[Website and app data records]
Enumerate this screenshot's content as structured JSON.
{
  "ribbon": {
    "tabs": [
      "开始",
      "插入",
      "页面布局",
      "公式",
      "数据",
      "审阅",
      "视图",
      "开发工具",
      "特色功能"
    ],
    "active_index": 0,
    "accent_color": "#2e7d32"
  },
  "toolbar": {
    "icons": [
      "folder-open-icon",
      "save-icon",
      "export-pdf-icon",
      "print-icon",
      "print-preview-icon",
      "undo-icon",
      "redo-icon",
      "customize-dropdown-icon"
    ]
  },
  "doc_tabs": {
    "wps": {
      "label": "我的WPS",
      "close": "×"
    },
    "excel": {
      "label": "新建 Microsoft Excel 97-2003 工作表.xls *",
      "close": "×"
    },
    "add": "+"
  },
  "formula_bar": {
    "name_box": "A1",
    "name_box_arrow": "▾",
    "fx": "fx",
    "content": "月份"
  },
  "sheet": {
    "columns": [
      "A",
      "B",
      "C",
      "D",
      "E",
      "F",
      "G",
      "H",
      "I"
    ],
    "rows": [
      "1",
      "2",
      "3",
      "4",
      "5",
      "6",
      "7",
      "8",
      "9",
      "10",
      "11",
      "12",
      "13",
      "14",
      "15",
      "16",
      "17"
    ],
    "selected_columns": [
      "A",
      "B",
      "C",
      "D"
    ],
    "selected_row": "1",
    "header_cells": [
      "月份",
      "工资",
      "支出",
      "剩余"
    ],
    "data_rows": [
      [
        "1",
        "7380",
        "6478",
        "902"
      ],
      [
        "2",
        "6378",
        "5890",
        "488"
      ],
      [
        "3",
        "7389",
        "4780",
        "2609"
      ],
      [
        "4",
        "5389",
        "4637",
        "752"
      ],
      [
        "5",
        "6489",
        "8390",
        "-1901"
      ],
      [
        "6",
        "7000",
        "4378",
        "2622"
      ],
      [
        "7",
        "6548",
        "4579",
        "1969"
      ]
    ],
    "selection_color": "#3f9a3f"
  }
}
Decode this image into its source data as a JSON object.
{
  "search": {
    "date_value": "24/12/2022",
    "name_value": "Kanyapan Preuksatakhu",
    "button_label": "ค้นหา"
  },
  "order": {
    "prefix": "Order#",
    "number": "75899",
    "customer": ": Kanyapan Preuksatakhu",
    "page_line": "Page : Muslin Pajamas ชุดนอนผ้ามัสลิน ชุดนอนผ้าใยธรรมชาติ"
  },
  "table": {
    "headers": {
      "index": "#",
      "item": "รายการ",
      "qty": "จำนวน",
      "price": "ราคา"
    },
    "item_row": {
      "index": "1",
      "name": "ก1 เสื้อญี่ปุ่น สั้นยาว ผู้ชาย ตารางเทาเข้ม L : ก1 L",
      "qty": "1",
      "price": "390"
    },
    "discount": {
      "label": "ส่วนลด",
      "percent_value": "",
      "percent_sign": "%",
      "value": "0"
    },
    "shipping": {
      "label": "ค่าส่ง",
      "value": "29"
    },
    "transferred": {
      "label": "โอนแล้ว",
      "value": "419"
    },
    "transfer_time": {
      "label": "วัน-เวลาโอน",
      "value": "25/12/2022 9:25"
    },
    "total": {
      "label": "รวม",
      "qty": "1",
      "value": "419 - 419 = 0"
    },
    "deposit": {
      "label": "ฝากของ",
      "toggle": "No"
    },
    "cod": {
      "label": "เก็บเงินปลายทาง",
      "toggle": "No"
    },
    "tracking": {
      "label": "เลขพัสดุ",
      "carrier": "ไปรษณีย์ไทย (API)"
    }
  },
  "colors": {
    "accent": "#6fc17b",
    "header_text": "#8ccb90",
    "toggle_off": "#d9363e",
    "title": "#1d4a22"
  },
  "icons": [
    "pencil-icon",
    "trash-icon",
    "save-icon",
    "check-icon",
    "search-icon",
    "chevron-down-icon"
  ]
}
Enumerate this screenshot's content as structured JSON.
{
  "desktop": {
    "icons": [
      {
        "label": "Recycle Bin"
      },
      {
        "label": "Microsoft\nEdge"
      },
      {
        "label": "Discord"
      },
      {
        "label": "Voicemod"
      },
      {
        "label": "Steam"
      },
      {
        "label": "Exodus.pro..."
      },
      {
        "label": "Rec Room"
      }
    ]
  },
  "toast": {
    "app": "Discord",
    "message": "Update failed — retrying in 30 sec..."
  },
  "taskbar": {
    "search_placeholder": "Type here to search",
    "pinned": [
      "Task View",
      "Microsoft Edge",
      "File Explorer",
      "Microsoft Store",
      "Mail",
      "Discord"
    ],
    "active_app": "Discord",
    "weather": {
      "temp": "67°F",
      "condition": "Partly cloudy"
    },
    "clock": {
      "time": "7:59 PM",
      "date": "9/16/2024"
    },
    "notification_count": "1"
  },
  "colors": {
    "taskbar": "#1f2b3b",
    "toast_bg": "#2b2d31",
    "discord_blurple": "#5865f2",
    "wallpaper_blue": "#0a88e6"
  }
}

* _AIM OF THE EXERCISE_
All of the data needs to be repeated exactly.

* _ANSWER TO THE EXERCISE_
Enumerate this screenshot's content as structured JSON.
{
  "ribbon": {
    "tabs": [
      "开始",
      "插入",
      "页面布局",
      "公式",
      "数据",
      "审阅",
      "视图",
      "开发工具",
      "特色功能"
    ],
    "active_index": 0,
    "accent_color": "#2e7d32"
  },
  "toolbar": {
    "icons": [
      "folder-open-icon",
      "save-icon",
      "export-pdf-icon",
      "print-icon",
      "print-preview-icon",
      "undo-icon",
      "redo-icon",
      "customize-dropdown-icon"
    ]
  },
  "doc_tabs": {
    "wps": {
      "label": "我的WPS",
      "close": "×"
    },
    "excel": {
      "label": "新建 Microsoft Excel 97-2003 工作表.xls *",
      "close": "×"
    },
    "add": "+"
  },
  "formula_bar": {
    "name_box": "A1",
    "name_box_arrow": "▾",
    "fx": "fx",
    "content": "月份"
  },
  "sheet": {
    "columns": [
      "A",
      "B",
      "C",
      "D",
      "E",
      "F",
      "G",
      "H",
      "I"
    ],
    "rows": [
      "1",
      "2",
      "3",
      "4",
      "5",
      "6",
      "7",
      "8",
      "9",
      "10",
      "11",
      "12",
      "13",
      "14",
      "15",
      "16",
      "17"
    ],
    "selected_columns": [
      "A",
      "B",
      "C",
      "D"
    ],
    "selected_row": "1",
    "header_cells": [
      "月份",
      "工资",
      "支出",
      "剩余"
    ],
    "data_rows": [
      [
        "1",
        "7380",
        "6478",
        "902"
      ],
      [
        "2",
        "6378",
        "5890",
        "488"
      ],
      [
        "3",
        "7389",
        "4780",
        "2609"
      ],
      [
        "4",
        "5389",
        "4637",
        "752"
      ],
      [
        "5",
        "6489",
        "8390",
        "-1901"
      ],
      [
        "6",
        "7000",
        "4378",
        "2622"
      ],
      [
        "7",
        "6548",
        "4579",
        "1969"
      ]
    ],
    "selection_color": "#3f9a3f"
  }
}
Decode this image into its source data as a JSON object.
{
  "search": {
    "date_value": "24/12/2022",
    "name_value": "Kanyapan Preuksatakhu",
    "button_label": "ค้นหา"
  },
  "order": {
    "prefix": "Order#",
    "number": "75899",
    "customer": ": Kanyapan Preuksatakhu",
    "page_line": "Page : Muslin Pajamas ชุดนอนผ้ามัสลิน ชุดนอนผ้าใยธรรมชาติ"
  },
  "table": {
    "headers": {
      "index": "#",
      "item": "รายการ",
      "qty": "จำนวน",
      "price": "ราคา"
    },
    "item_row": {
      "index": "1",
      "name": "ก1 เสื้อญี่ปุ่น สั้นยาว ผู้ชาย ตารางเทาเข้ม L : ก1 L",
      "qty": "1",
      "price": "390"
    },
    "discount": {
      "label": "ส่วนลด",
      "percent_value": "",
      "percent_sign": "%",
      "value": "0"
    },
    "shipping": {
      "label": "ค่าส่ง",
      "value": "29"
    },
    "transferred": {
      "label": "โอนแล้ว",
      "value": "419"
    },
    "transfer_time": {
      "label": "วัน-เวลาโอน",
      "value": "25/12/2022 9:25"
    },
    "total": {
      "label": "รวม",
      "qty": "1",
      "value": "419 - 419 = 0"
    },
    "deposit": {
      "label": "ฝากของ",
      "toggle": "No"
    },
    "cod": {
      "label": "เก็บเงินปลายทาง",
      "toggle": "No"
    },
    "tracking": {
      "label": "เลขพัสดุ",
      "carrier": "ไปรษณีย์ไทย (API)"
    }
  },
  "colors": {
    "accent": "#6fc17b",
    "header_text": "#8ccb90",
    "toggle_off": "#d9363e",
    "title": "#1d4a22"
  },
  "icons": [
    "pencil-icon",
    "trash-icon",
    "save-icon",
    "check-icon",
    "search-icon",
    "chevron-down-icon"
  ]
}
Enumerate this screenshot's content as structured JSON.
{
  "desktop": {
    "icons": [
      {
        "label": "Recycle Bin"
      },
      {
        "label": "Microsoft\nEdge"
      },
      {
        "label": "Discord"
      },
      {
        "label": "Voicemod"
      },
      {
        "label": "Steam"
      },
      {
        "label": "Exodus.pro..."
      },
      {
        "label": "Rec Room"
      }
    ]
  },
  "toast": {
    "app": "Discord",
    "message": "Update failed — retrying in 30 sec..."
  },
  "taskbar": {
    "search_placeholder": "Type here to search",
    "pinned": [
      "Task View",
      "Microsoft Edge",
      "File Explorer",
      "Microsoft Store",
      "Mail",
      "Discord"
    ],
    "active_app": "Discord",
    "weather": {
      "temp": "67°F",
      "condition": "Partly cloudy"
    },
    "clock": {
      "time": "7:59 PM",
      "date": "9/16/2024"
    },
    "notification_count": "1"
  },
  "colors": {
    "taskbar": "#1f2b3b",
    "toast_bg": "#2b2d31",
    "discord_blurple": "#5865f2",
    "wallpaper_blue": "#0a88e6"
  }
}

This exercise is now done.